Mar 03, 2017

Everyone who reads this column has heard or used at least one idea first uttered by François-Marie Arouet (1694-1778). He is one of the most frequently quoted people of all time, both orally and in print.

Here’s one of his best-known pronouncements. “Common sense is not so common.” Here’s another. “If God did not exist, it would be necessary to invent him.”

Arouet, who is better known by his pen-name, Voltaire, is often credited with this bit of wisdom: “I disapprove of what you say, but I will defend to the death your right to say it.”

But did he say it? Research seems to indicate the above maxim was first found in the biography, The Life of Voltaire, by English author, Evelyn Beatrice Hall (1868-1956). Hall wrote under the pseudonym S.G. Tallentyre.

Voltaire is also often claimed as the originator of the advice about washing dirty linen in public. Still, as with the above example regarding the defense of free speech, research points away from Voltaire.

Many scholars believe the dirty linen saying is an ancient Danish proverb. Others credit Napoleon who, without doubt, did make it famous when he returned from imprisonment on Elba. In an 1815 speech, he said, “It is in the family, not in public, that one washes one’s dirty linen.”

In French, the advice occurs this way: Il faut laver son linge sale en famille. The literal English translation is, “One should wash one’s dirty linen in private.”

Today, the exact wording of this proverb varies. In Oxford Quotations, we find, “One does not wash one’s dirty linen in public.”

A U.S. version that surfaced in the 1980s is, “Don’t air your dirty linen in public.”

The dirty linen saying emerged in English in 1867 when it appeared in the novel, The Last Chronicle of Barset, by English author, Anthony Trollope (1815-1882). Trollope used it this way: “There is nothing, I think, so bad as washing one’s dirty linen in public.”

By the late 1800s, references to washing linen in public had become commonplace.

Even though there continues to be controversy about the origin of the dirty linen proverb, there is no argument regarding its meaning which is, it isn’t a good idea to discuss family problems in public.

As Charles Earle Funk puts it: “Family quarrels or matters concerning members of the family should be kept within the four walls of the home” (2107 Curious Word Origins, Sayings & Expressions).

Contemporary Americans have come up with yet another variation.
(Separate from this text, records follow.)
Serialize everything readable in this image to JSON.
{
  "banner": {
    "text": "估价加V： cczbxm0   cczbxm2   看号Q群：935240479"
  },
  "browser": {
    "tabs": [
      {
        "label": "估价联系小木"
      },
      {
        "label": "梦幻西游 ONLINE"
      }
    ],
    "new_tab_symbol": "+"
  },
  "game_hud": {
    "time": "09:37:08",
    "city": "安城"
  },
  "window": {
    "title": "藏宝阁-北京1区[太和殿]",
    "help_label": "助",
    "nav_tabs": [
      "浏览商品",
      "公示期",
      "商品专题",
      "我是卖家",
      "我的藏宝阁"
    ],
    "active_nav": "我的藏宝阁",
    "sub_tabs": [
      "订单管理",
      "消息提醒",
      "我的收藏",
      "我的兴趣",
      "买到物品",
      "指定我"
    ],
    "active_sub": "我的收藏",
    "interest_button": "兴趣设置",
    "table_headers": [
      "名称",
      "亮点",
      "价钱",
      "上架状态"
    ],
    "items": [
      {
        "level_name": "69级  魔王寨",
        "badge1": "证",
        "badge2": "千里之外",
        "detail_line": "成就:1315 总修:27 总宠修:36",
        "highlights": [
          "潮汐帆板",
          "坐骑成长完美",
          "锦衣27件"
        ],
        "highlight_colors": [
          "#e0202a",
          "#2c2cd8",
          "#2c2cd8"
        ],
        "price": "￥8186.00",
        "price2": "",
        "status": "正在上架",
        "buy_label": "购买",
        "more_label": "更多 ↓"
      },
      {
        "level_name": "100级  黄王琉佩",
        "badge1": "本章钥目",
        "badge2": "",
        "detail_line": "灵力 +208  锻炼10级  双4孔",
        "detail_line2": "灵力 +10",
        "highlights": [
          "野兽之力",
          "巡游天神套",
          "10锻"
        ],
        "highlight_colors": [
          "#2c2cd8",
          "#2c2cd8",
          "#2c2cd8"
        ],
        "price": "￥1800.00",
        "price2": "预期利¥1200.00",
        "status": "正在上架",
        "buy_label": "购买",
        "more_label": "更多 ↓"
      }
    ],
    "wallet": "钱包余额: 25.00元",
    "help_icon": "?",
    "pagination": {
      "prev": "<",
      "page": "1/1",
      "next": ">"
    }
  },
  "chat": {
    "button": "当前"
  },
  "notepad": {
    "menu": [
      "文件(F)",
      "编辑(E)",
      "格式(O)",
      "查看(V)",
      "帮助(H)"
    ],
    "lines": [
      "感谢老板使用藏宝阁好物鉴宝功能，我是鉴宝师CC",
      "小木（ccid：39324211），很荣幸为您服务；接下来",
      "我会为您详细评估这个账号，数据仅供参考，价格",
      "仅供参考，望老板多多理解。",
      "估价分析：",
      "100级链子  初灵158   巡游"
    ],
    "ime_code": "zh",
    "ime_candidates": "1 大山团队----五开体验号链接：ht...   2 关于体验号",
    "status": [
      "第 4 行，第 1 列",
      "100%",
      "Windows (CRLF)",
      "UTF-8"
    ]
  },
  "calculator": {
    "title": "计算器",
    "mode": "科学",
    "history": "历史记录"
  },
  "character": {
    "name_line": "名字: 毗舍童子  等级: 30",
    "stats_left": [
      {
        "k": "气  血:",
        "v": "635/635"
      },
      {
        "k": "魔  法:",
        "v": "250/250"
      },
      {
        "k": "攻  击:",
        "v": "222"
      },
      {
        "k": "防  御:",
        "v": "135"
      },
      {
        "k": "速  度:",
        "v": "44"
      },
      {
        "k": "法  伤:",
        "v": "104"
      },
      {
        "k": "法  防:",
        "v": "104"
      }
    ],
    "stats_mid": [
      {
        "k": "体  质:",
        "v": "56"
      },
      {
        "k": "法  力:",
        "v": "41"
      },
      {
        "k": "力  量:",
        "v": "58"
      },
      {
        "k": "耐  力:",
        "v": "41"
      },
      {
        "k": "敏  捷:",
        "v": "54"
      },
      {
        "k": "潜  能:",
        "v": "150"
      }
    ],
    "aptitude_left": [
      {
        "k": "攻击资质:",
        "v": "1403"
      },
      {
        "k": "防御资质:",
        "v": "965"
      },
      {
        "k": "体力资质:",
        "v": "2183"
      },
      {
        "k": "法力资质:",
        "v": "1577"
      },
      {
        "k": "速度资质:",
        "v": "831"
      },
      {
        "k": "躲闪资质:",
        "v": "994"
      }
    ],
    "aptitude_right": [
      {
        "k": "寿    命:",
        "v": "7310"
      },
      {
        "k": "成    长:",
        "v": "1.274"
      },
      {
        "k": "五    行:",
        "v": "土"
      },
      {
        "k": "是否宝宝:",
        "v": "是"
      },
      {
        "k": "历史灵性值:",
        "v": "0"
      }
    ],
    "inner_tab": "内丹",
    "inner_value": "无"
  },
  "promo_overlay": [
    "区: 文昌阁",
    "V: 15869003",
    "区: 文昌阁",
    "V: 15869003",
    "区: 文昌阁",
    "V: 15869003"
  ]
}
Rather than use the word, “public,” some Americans say, “clothes-line,” as in, “Don’t hang your dirty linen on the clothes-line.”

Linen functions in this saying in one of its very early meanings — undergarments — which translates to: Don’t wash your dirty underwear in public.

Linen, in reference to products made from the fabric called linen, came into usage about 1748. Its original meaning, “cloth woven from flax,” is earlier, probably circa 1566.

One interesting development regarding this word was its 1796 plural form, linens, meaning, “grave-clothes”— the clothes one is buried in.